A number of other wax control technologies have been proposed, some of which are being commercially used. These include mechanical methods such as pigging, chemical injection technologies and thermal management strategies, which focus on preventing the problem. In previous studies, no single strategy has proven to be completely effective in preventing and/or remediating the problem. There is a necessity to carefully evaluate all available technologies, and select one or two for further evaluation.
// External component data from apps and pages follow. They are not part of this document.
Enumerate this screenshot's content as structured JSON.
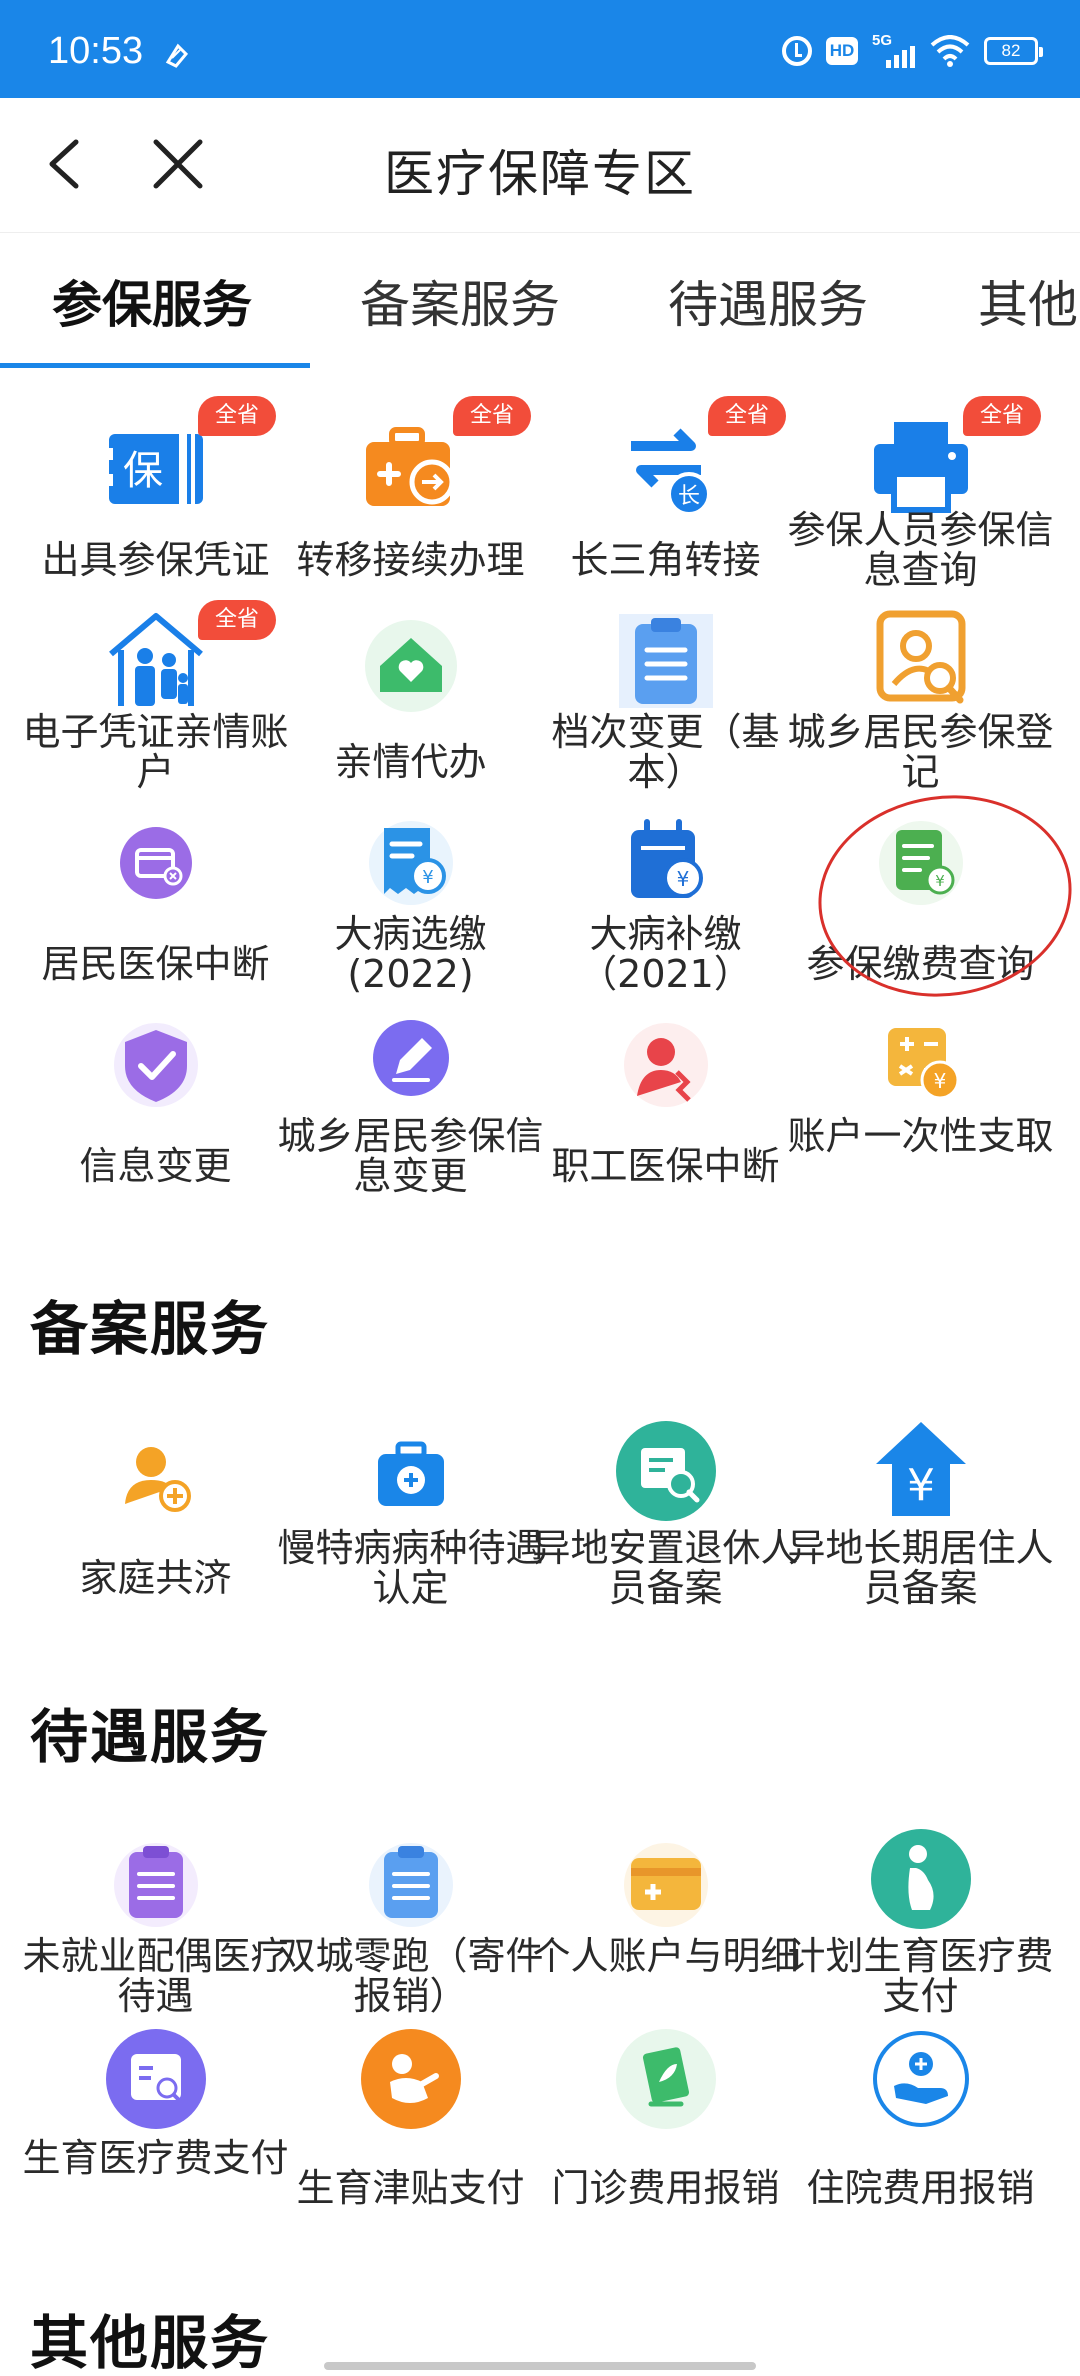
{
  "status_bar": {
    "time": "10:53",
    "network": "5G",
    "hd": "HD",
    "battery": "82",
    "icons": [
      "alarm-icon",
      "hd-icon",
      "5g-signal-icon",
      "wifi-icon",
      "battery-icon"
    ]
  },
  "header": {
    "title": "医疗保障专区",
    "back_icon": "chevron-left-icon",
    "close_icon": "close-icon"
  },
  "tabs": [
    {
      "label": "参保服务",
      "active": true
    },
    {
      "label": "备案服务",
      "active": false
    },
    {
      "label": "待遇服务",
      "active": false
    },
    {
      "label": "其他",
      "active": false
    }
  ],
  "colors": {
    "brand": "#1a86e8",
    "badge": "#f24d3a",
    "annotation": "#d9302b"
  },
  "badge_text": "全省",
  "insurance_services": {
    "items": [
      {
        "label": "出具参保凭证",
        "icon": "insurance-certificate-icon",
        "badge": true
      },
      {
        "label": "转移接续办理",
        "icon": "briefcase-transfer-icon",
        "badge": true
      },
      {
        "label": "长三角转接",
        "icon": "swap-arrows-icon",
        "badge": true,
        "icon_text": "长"
      },
      {
        "label": "参保人员参保信息查询",
        "icon": "printer-icon",
        "badge": true
      },
      {
        "label": "电子凭证亲情账户",
        "icon": "family-house-icon",
        "badge": true
      },
      {
        "label": "亲情代办",
        "icon": "heart-house-icon",
        "badge": false
      },
      {
        "label": "档次变更（基本）",
        "icon": "clipboard-list-icon",
        "badge": false
      },
      {
        "label": "城乡居民参保登记",
        "icon": "user-search-icon",
        "badge": false
      },
      {
        "label": "居民医保中断",
        "icon": "card-cancel-icon",
        "badge": false
      },
      {
        "label": "大病选缴(2022)",
        "icon": "bill-yen-icon",
        "badge": false
      },
      {
        "label": "大病补缴（2021）",
        "icon": "calendar-yen-icon",
        "badge": false
      },
      {
        "label": "参保缴费查询",
        "icon": "document-yen-icon",
        "badge": false
      },
      {
        "label": "信息变更",
        "icon": "shield-check-icon",
        "badge": false
      },
      {
        "label": "城乡居民参保信息变更",
        "icon": "pencil-edit-icon",
        "badge": false
      },
      {
        "label": "职工医保中断",
        "icon": "user-break-icon",
        "badge": false
      },
      {
        "label": "账户一次性支取",
        "icon": "calculator-yen-icon",
        "badge": false
      }
    ]
  },
  "filing_services": {
    "title": "备案服务",
    "items": [
      {
        "label": "家庭共济",
        "icon": "user-add-icon"
      },
      {
        "label": "慢特病病种待遇认定",
        "icon": "medical-kit-icon"
      },
      {
        "label": "异地安置退休人员备案",
        "icon": "document-search-icon"
      },
      {
        "label": "异地长期居住人员备案",
        "icon": "house-yen-icon"
      }
    ]
  },
  "benefit_services": {
    "title": "待遇服务",
    "items": [
      {
        "label": "未就业配偶医疗待遇",
        "icon": "clipboard-purple-icon"
      },
      {
        "label": "双城零跑（寄件报销）",
        "icon": "clipboard-blue-icon"
      },
      {
        "label": "个人账户与明细",
        "icon": "medical-card-icon"
      },
      {
        "label": "计划生育医疗费支付",
        "icon": "pregnancy-icon"
      },
      {
        "label": "生育医疗费支付",
        "icon": "stroller-search-icon"
      },
      {
        "label": "生育津贴支付",
        "icon": "baby-icon"
      },
      {
        "label": "门诊费用报销",
        "icon": "herb-card-icon"
      },
      {
        "label": "住院费用报销",
        "icon": "hand-cross-icon"
      }
    ]
  },
  "other_services": {
    "title": "其他服务"
  }
}
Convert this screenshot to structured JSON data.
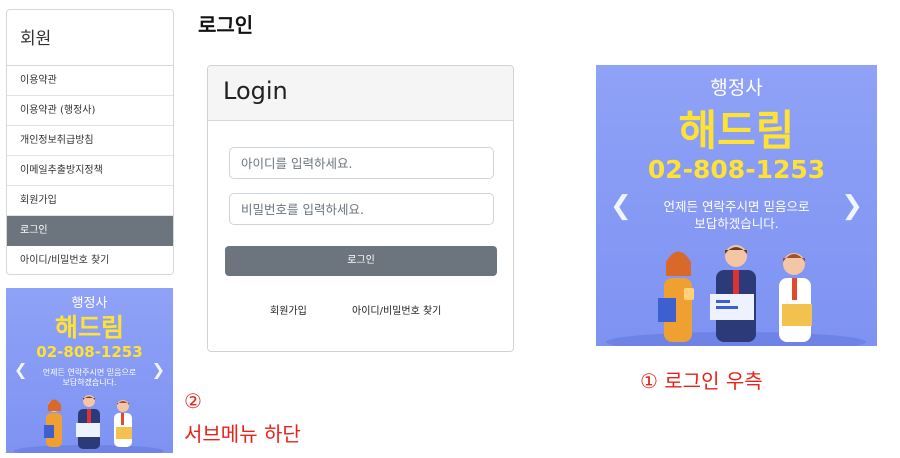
{
  "page_title": "로그인",
  "sidebar": {
    "title": "회원",
    "items": [
      {
        "label": "이용약관",
        "active": false
      },
      {
        "label": "이용약관 (행정사)",
        "active": false
      },
      {
        "label": "개인정보취급방침",
        "active": false
      },
      {
        "label": "이메일추출방지정책",
        "active": false
      },
      {
        "label": "회원가입",
        "active": false
      },
      {
        "label": "로그인",
        "active": true
      },
      {
        "label": "아이디/비밀번호 찾기",
        "active": false
      }
    ]
  },
  "login": {
    "title": "Login",
    "id_placeholder": "아이디를 입력하세요.",
    "pw_placeholder": "비밀번호를 입력하세요.",
    "button_label": "로그인",
    "signup_link": "회원가입",
    "find_link": "아이디/비밀번호 찾기"
  },
  "banner": {
    "line1": "행정사",
    "name": "해드림",
    "phone": "02-808-1253",
    "desc_line1": "언제든 연락주시면 믿음으로",
    "desc_line2": "보답하겠습니다.",
    "colors": {
      "background": "#8a9df5",
      "highlight": "#ffe234",
      "text": "#ffffff"
    }
  },
  "annotations": {
    "note1": "① 로그인 우측",
    "note2_number": "②",
    "note2_text": "서브메뉴 하단",
    "color": "#e5231b"
  },
  "colors": {
    "active_menu": "#6c757d",
    "button": "#6c757d"
  }
}
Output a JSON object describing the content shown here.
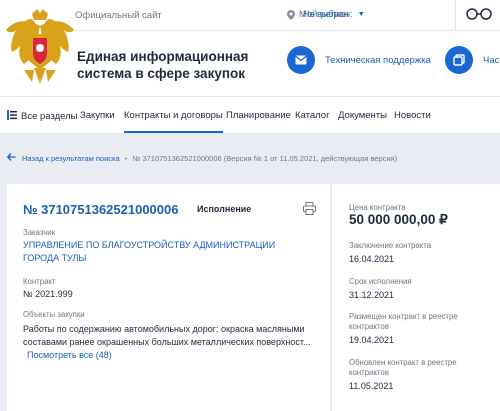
{
  "header": {
    "official_site": "Официальный сайт",
    "region_label": "Мой регион:",
    "region_value": "Не выбран",
    "system_name": "Единая информационная система в сфере закупок",
    "support_label": "Техническая поддержка",
    "faq_label": "Час"
  },
  "nav": {
    "items": [
      "Все разделы",
      "Закупки",
      "Контракты и договоры",
      "Планирование",
      "Каталог",
      "Документы",
      "Новости"
    ],
    "active_index": 2
  },
  "breadcrumb": {
    "back": "Назад к результатам поиска",
    "separator": "•",
    "current": "№ 3710751362521000006 (Версия № 1 от 11.05.2021, действующая версия)"
  },
  "contract": {
    "number": "№ 3710751362521000006",
    "status": "Исполнение",
    "customer_label": "Заказчик",
    "customer": "УПРАВЛЕНИЕ ПО БЛАГОУСТРОЙСТВУ АДМИНИСТРАЦИИ ГОРОДА ТУЛЫ",
    "contract_label": "Контракт",
    "contract_value": "№ 2021.999",
    "objects_label": "Объекты закупки",
    "objects_text": "Работы по содержанию автомобильных дорог: окраска масляными составами ранее окрашенных больших металлических поверхност...",
    "show_all": "Посмотреть все (48)"
  },
  "summary": {
    "price_label": "Цена контракта",
    "price": "50 000 000,00 ₽",
    "conclusion_label": "Заключение контракта",
    "conclusion": "16.04.2021",
    "term_label": "Срок исполнения",
    "term": "31.12.2021",
    "posted_label": "Размещен контракт в реестре контрактов",
    "posted": "19.04.2021",
    "updated_label": "Обновлен контракт в реестре контрактов",
    "updated": "11.05.2021"
  },
  "colors": {
    "accent": "#1a66d2",
    "link": "#1a5fb4",
    "page_bg": "#e9edf3"
  }
}
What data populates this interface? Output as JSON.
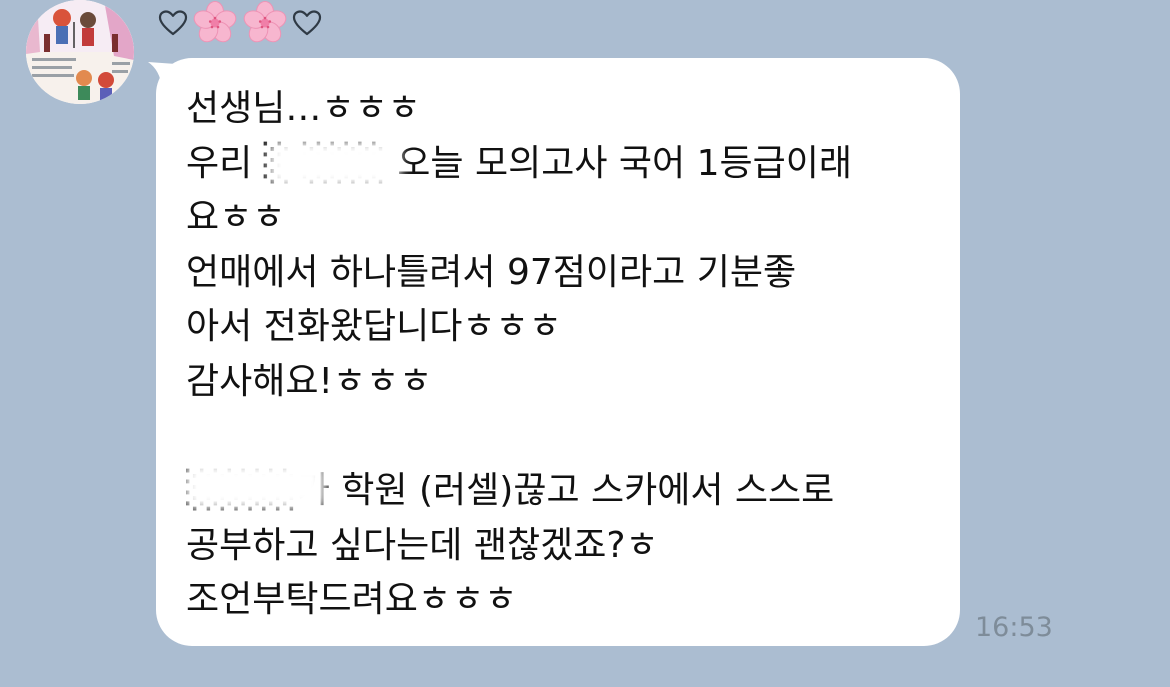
{
  "chat": {
    "background_color": "#abbdd1",
    "reactions": [
      "heart-icon",
      "cherry-blossom-icon",
      "cherry-blossom-icon",
      "heart-icon"
    ],
    "message": {
      "lines": [
        "선생님…ㅎㅎㅎ",
        "우리 ░ ░░░ 오늘 모의고사 국어 1등급이래",
        "요ㅎㅎ",
        "언매에서 하나틀려서 97점이라고 기분좋",
        "아서 전화왔답니다ㅎㅎㅎ",
        "감사해요!ㅎㅎㅎ",
        "",
        "░░░░가 학원 (러셀)끊고 스카에서 스스로",
        "공부하고 싶다는데 괜찮겠죠?ㅎ",
        "조언부탁드려요ㅎㅎㅎ"
      ]
    },
    "timestamp": "16:53"
  }
}
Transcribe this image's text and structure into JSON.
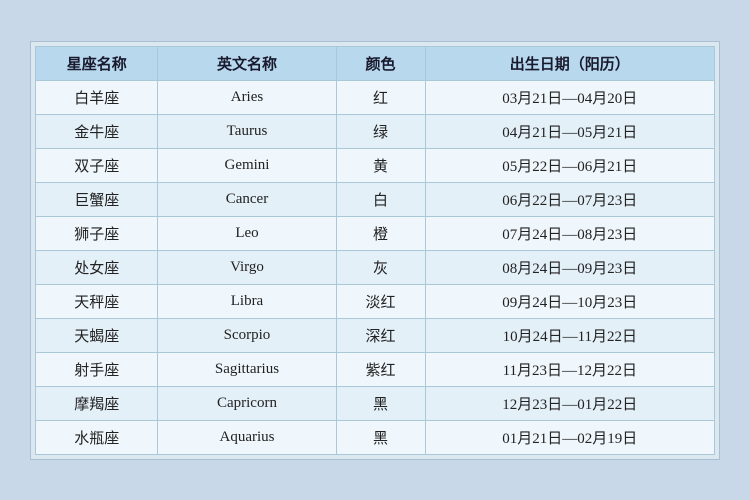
{
  "table": {
    "headers": [
      "星座名称",
      "英文名称",
      "颜色",
      "出生日期（阳历）"
    ],
    "rows": [
      {
        "zh": "白羊座",
        "en": "Aries",
        "color": "红",
        "date": "03月21日—04月20日"
      },
      {
        "zh": "金牛座",
        "en": "Taurus",
        "color": "绿",
        "date": "04月21日—05月21日"
      },
      {
        "zh": "双子座",
        "en": "Gemini",
        "color": "黄",
        "date": "05月22日—06月21日"
      },
      {
        "zh": "巨蟹座",
        "en": "Cancer",
        "color": "白",
        "date": "06月22日—07月23日"
      },
      {
        "zh": "狮子座",
        "en": "Leo",
        "color": "橙",
        "date": "07月24日—08月23日"
      },
      {
        "zh": "处女座",
        "en": "Virgo",
        "color": "灰",
        "date": "08月24日—09月23日"
      },
      {
        "zh": "天秤座",
        "en": "Libra",
        "color": "淡红",
        "date": "09月24日—10月23日"
      },
      {
        "zh": "天蝎座",
        "en": "Scorpio",
        "color": "深红",
        "date": "10月24日—11月22日"
      },
      {
        "zh": "射手座",
        "en": "Sagittarius",
        "color": "紫红",
        "date": "11月23日—12月22日"
      },
      {
        "zh": "摩羯座",
        "en": "Capricorn",
        "color": "黑",
        "date": "12月23日—01月22日"
      },
      {
        "zh": "水瓶座",
        "en": "Aquarius",
        "color": "黑",
        "date": "01月21日—02月19日"
      }
    ]
  }
}
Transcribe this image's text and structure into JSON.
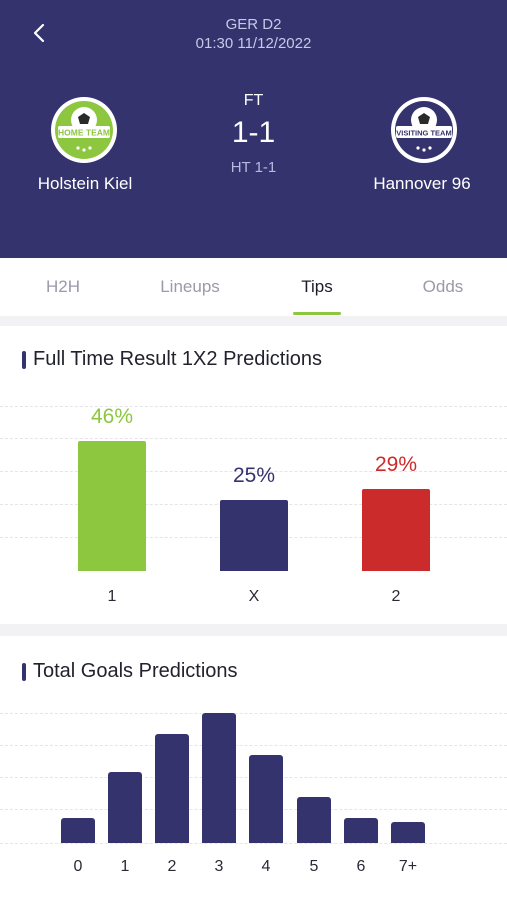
{
  "header": {
    "league": "GER D2",
    "datetime": "01:30 11/12/2022",
    "status": "FT",
    "score": "1-1",
    "halftime": "HT 1-1",
    "home_team": "Holstein Kiel",
    "away_team": "Hannover 96",
    "home_crest_text": "HOME TEAM",
    "away_crest_text": "VISITING TEAM"
  },
  "tabs": [
    {
      "label": "H2H"
    },
    {
      "label": "Lineups"
    },
    {
      "label": "Tips"
    },
    {
      "label": "Odds"
    }
  ],
  "active_tab": "Tips",
  "colors": {
    "header_bg": "#35336e",
    "accent_green": "#8dc63f",
    "navy": "#35336e",
    "red": "#cc2b2b"
  },
  "prediction_1x2": {
    "title": "Full Time Result 1X2 Predictions",
    "labels": [
      "1",
      "X",
      "2"
    ],
    "percent_labels": [
      "46%",
      "25%",
      "29%"
    ]
  },
  "goals": {
    "title": "Total Goals Predictions",
    "labels": [
      "0",
      "1",
      "2",
      "3",
      "4",
      "5",
      "6",
      "7+"
    ]
  },
  "chart_data": [
    {
      "type": "bar",
      "title": "Full Time Result 1X2 Predictions",
      "categories": [
        "1",
        "X",
        "2"
      ],
      "values": [
        46,
        25,
        29
      ],
      "colors": [
        "#8dc63f",
        "#35336e",
        "#cc2b2b"
      ],
      "grid": true
    },
    {
      "type": "bar",
      "title": "Total Goals Predictions",
      "categories": [
        "0",
        "1",
        "2",
        "3",
        "4",
        "5",
        "6",
        "7+"
      ],
      "values": [
        6,
        17,
        26,
        31,
        21,
        11,
        6,
        5
      ],
      "colors": [
        "#35336e"
      ],
      "grid": true
    }
  ]
}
This project uses a two-phase approach to identify the most promising technologies and forwarding them for further testing toward commercial maturity. First a comprehensive literature survey will be undertaken on this subject, and all the possible options for wax control in cold-flow subsea pipelines will be considered. This review and analysis will yield two technologies for further evaluation. These technologies will be selected based on our analysis coupled with interaction and feedback from the industrial board and from RPSEA. Testing of deep-sea flow assurance technologies will require good understanding of oil and chemical characterization, properties measurement, fluid rheology (including slurry hydrodynamics) and interfacial and surface properties. The University of Utah is uniquely positioned to undertake this project because of existing facilities and knowledge and experience in all the aspects described above. Comprehensive projects on wax precipitation in the trans-Alaskan pipeline, high-pressure carbon dioxide induced asphaltene precipitation studies, fluid compatibilities with respect of asphaltenes and waxes and chemometric methods development have all been performed at the University in the last ten years. Laboratories at the University are equipped with oil and gas characterization analytical equipment (gas chromatographs, mass spectrometers, liquid chromatographs, elemental analyzers, etc.), rheometers (including constant stress and equipment necessary for slurry characterization), instrumented flow loops and laser and particle imaging velocimetry (PIV) visualization tools. The team at the University will assemble a high pressure flow loop capable of PIV and a high-pressure rheometer for Phase 2 of the project.
Principal Investigator: Prof. Milind D. Deo - University of Utah